Have you always liked dance? Find a studio that teaches adult classes.
Is crafting your thing? Find a local class, or take yourself to the store and pick out supplies to make something.
Love music? Go on a walk and listen to an entire album, or find a time to sit down at the piano or pull out that guitar you used to play in college.
Walk though an antique or thrift shop and find something that will make your house feel more like home.
Find a local hike, or try a new dessert shop.
There’s no wrong way to do it. The only requirement is that you’re doing something for no other reason than that you love it.
I’m in a season where, for a few mornings a week, I have time by myself. It’s been shocking to discover how quickly that time fills with doctor’s appointments, errands, and work projects. But as I’ve set aside a morning every few weeks to take myself on a date, I’ve felt happier in my day-to-day life and responsibilities. Taking myself on a date gives me something to look forward to. I’ve tried out a salt cave spa (highly recommend) and rented a kayak. I’ve gone to a local chocolatier. Sometimes, I just want to make the drive to the Trader Joe’s several towns away and wander the aisles to see what’s new.
We all try to prioritize our relationships with our spouses, children, and friends. Why not prioritize your relationship with yourself, too?

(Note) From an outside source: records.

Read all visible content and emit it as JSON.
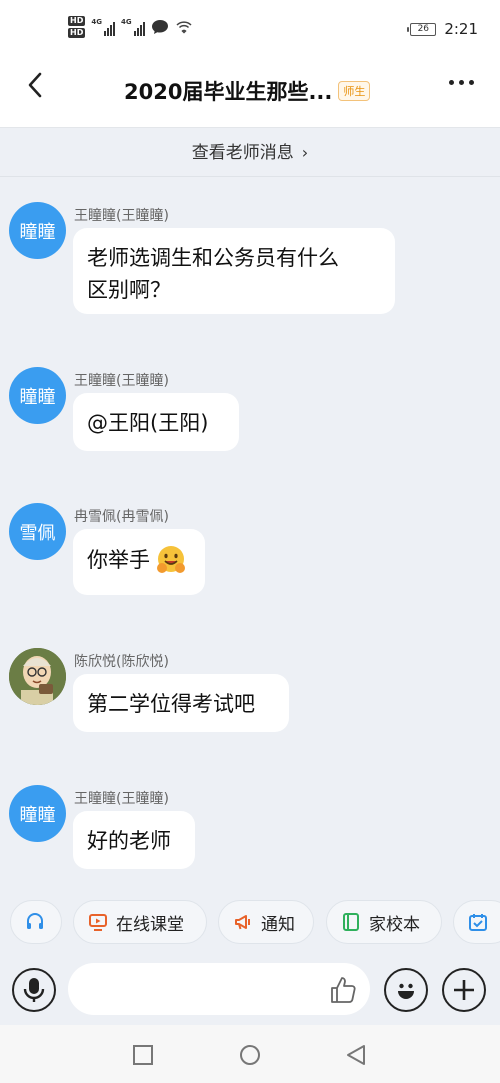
{
  "status_bar": {
    "time": "2:21",
    "battery": "26",
    "hd1": "HD",
    "hd2": "HD",
    "net1": "4G",
    "net2": "4G"
  },
  "nav": {
    "title": "2020届毕业生那些...",
    "tag": "师生",
    "back_icon": "chevron-left-icon",
    "more_icon": "more-dots-icon"
  },
  "teacher_bar": {
    "label": "查看老师消息",
    "chevron": "›"
  },
  "messages": [
    {
      "avatar_text": "瞳瞳",
      "sender": "王瞳瞳(王瞳瞳)",
      "lines": [
        "老师选调生和公务员有什么",
        "区别啊？"
      ]
    },
    {
      "avatar_text": "瞳瞳",
      "sender": "王瞳瞳(王瞳瞳)",
      "lines": [
        "@王阳(王阳)"
      ]
    },
    {
      "avatar_text": "雪佩",
      "sender": "冉雪佩(冉雪佩)",
      "lines": [
        "你举手"
      ],
      "emoji": "hugging-face-emoji"
    },
    {
      "avatar_icon": "cartoon-avatar-photo",
      "sender": "陈欣悦(陈欣悦)",
      "lines": [
        "第二学位得考试吧"
      ]
    },
    {
      "avatar_text": "瞳瞳",
      "sender": "王瞳瞳(王瞳瞳)",
      "lines": [
        "好的老师"
      ]
    }
  ],
  "shortcuts": [
    {
      "icon": "headset-icon",
      "label": ""
    },
    {
      "icon": "live-class-icon",
      "label": "在线课堂",
      "color": "#e8622a"
    },
    {
      "icon": "megaphone-icon",
      "label": "通知",
      "color": "#e8622a"
    },
    {
      "icon": "notebook-icon",
      "label": "家校本",
      "color": "#2fb05c"
    },
    {
      "icon": "calendar-check-icon",
      "label": "",
      "color": "#2f8fe8"
    }
  ],
  "input": {
    "placeholder": "",
    "voice_icon": "microphone-icon",
    "like_icon": "thumbs-up-icon",
    "emoji_icon": "smile-icon",
    "plus_icon": "plus-icon"
  },
  "system_nav": [
    "square-icon",
    "circle-icon",
    "triangle-back-icon"
  ],
  "colors": {
    "accent": "#3a9df0",
    "background": "#edf0f5",
    "tag": "#e8920e"
  }
}
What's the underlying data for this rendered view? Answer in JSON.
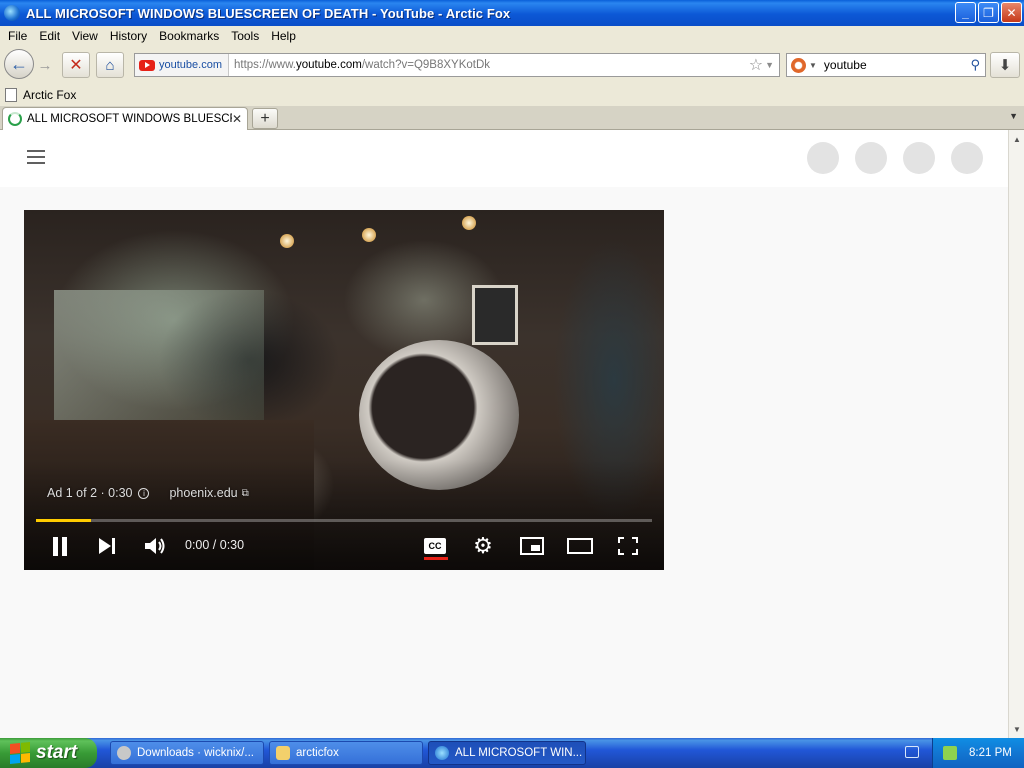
{
  "window": {
    "title": "ALL MICROSOFT WINDOWS BLUESCREEN OF DEATH - YouTube - Arctic Fox",
    "minimize": "_",
    "maximize": "❐",
    "close": "✕"
  },
  "menu": [
    "File",
    "Edit",
    "View",
    "History",
    "Bookmarks",
    "Tools",
    "Help"
  ],
  "nav": {
    "site_domain": "youtube.com",
    "url_prefix": "https://www.",
    "url_host": "youtube.com",
    "url_path": "/watch?v=Q9B8XYKotDk",
    "search_value": "youtube"
  },
  "bookmarks": {
    "items": [
      "Arctic Fox"
    ]
  },
  "tabs": [
    {
      "label": "ALL MICROSOFT WINDOWS BLUESCREE...",
      "loading": true
    }
  ],
  "newtab_label": "+",
  "player": {
    "ad_label": "Ad 1 of 2 · 0:30",
    "advertiser": "phoenix.edu",
    "time_display": "0:00 / 0:30",
    "cc_label": "CC",
    "progress": 0.09,
    "progress_color": "#ffcc00"
  },
  "taskbar": {
    "start_label": "start",
    "tasks": [
      {
        "label": "Downloads · wicknix/...",
        "active": false
      },
      {
        "label": "arcticfox",
        "active": false
      },
      {
        "label": "ALL MICROSOFT WIN...",
        "active": true
      }
    ],
    "clock": "8:21 PM"
  },
  "colors": {
    "youtube_red": "#e62117",
    "xp_blue": "#245edb",
    "start_green": "#3c9b38"
  }
}
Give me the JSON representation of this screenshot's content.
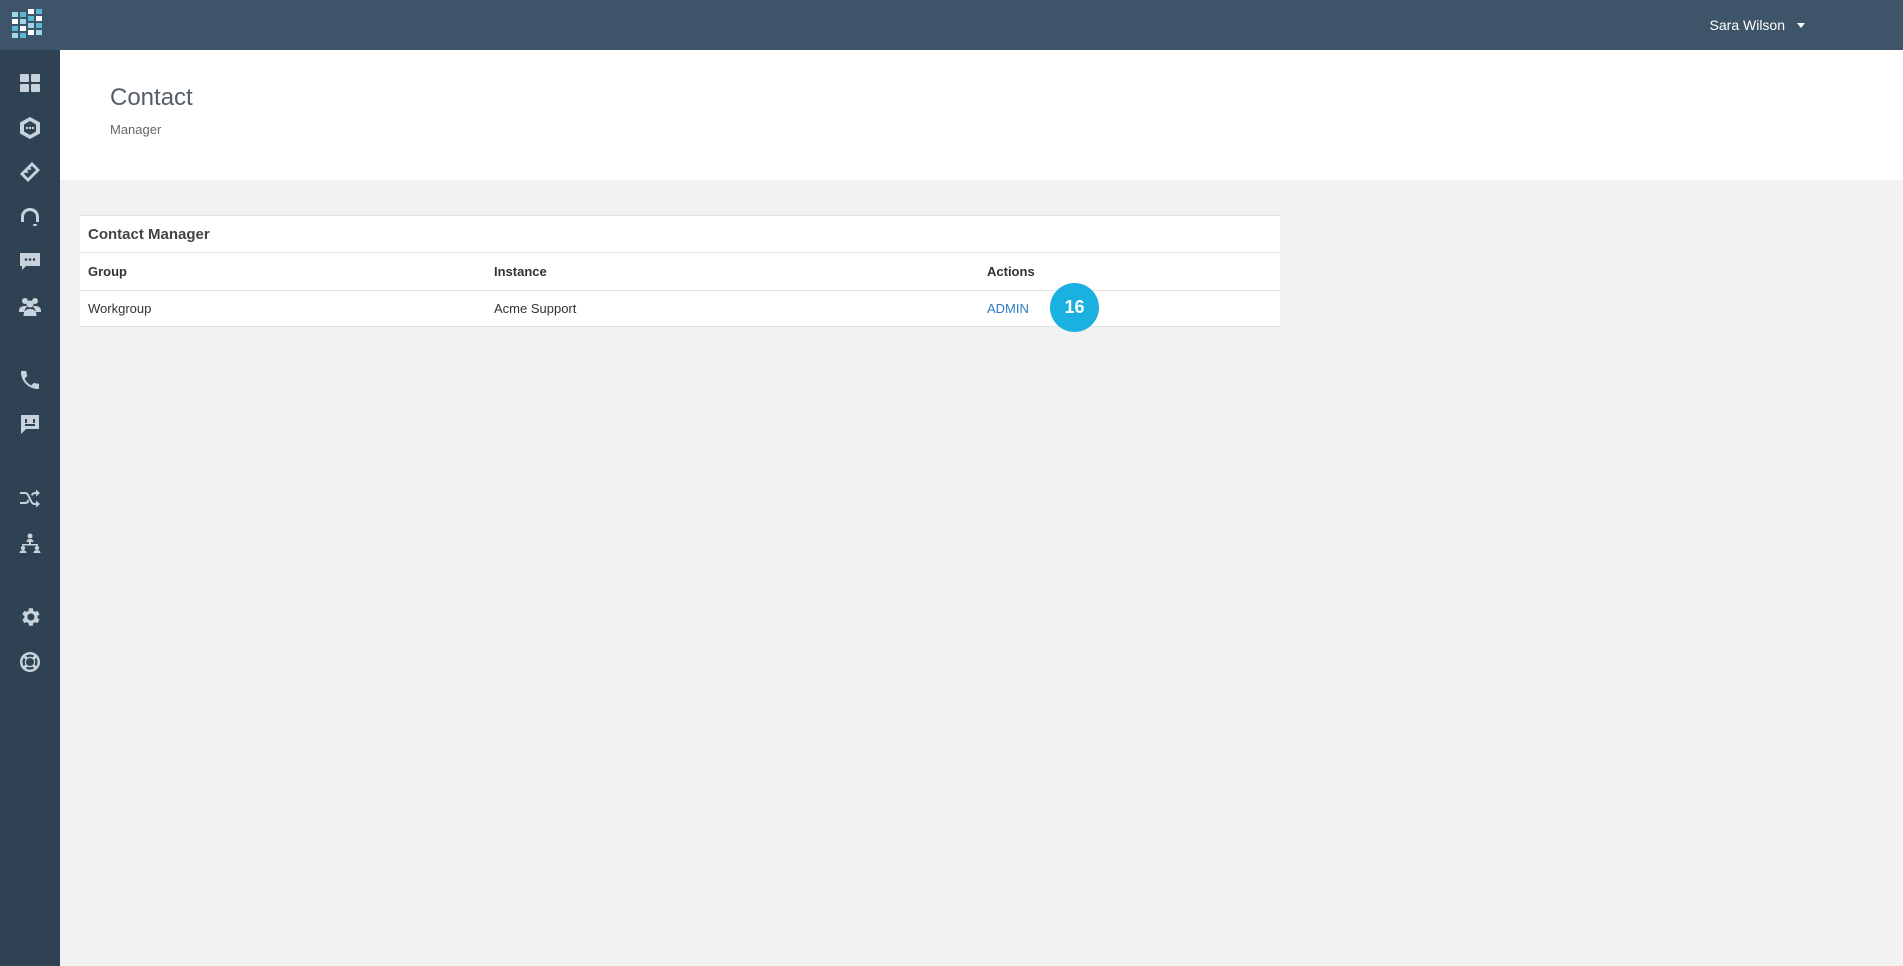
{
  "header": {
    "user_name": "Sara Wilson"
  },
  "sidebar": {
    "items": [
      {
        "icon": "dashboard-icon"
      },
      {
        "icon": "hexagon-chat-icon"
      },
      {
        "icon": "ticket-icon"
      },
      {
        "icon": "headset-icon"
      },
      {
        "icon": "chat-bubble-icon"
      },
      {
        "icon": "users-group-icon"
      },
      {
        "icon": "phone-icon"
      },
      {
        "icon": "message-icon"
      },
      {
        "icon": "shuffle-icon"
      },
      {
        "icon": "org-chart-icon"
      },
      {
        "icon": "gear-icon"
      },
      {
        "icon": "lifebuoy-icon"
      }
    ]
  },
  "page": {
    "title": "Contact",
    "subtitle": "Manager"
  },
  "panel": {
    "title": "Contact Manager",
    "columns": [
      "Group",
      "Instance",
      "Actions"
    ],
    "rows": [
      {
        "group": "Workgroup",
        "instance": "Acme Support",
        "action": "ADMIN"
      }
    ]
  },
  "step_badge": "16",
  "colors": {
    "topbar": "#3e5468",
    "sidebar": "#2e4253",
    "link": "#2a7dc2",
    "badge": "#1ab0e0"
  }
}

Take yourself out on a date and let us know how it goes. You just might remember how much you enjoy your own company.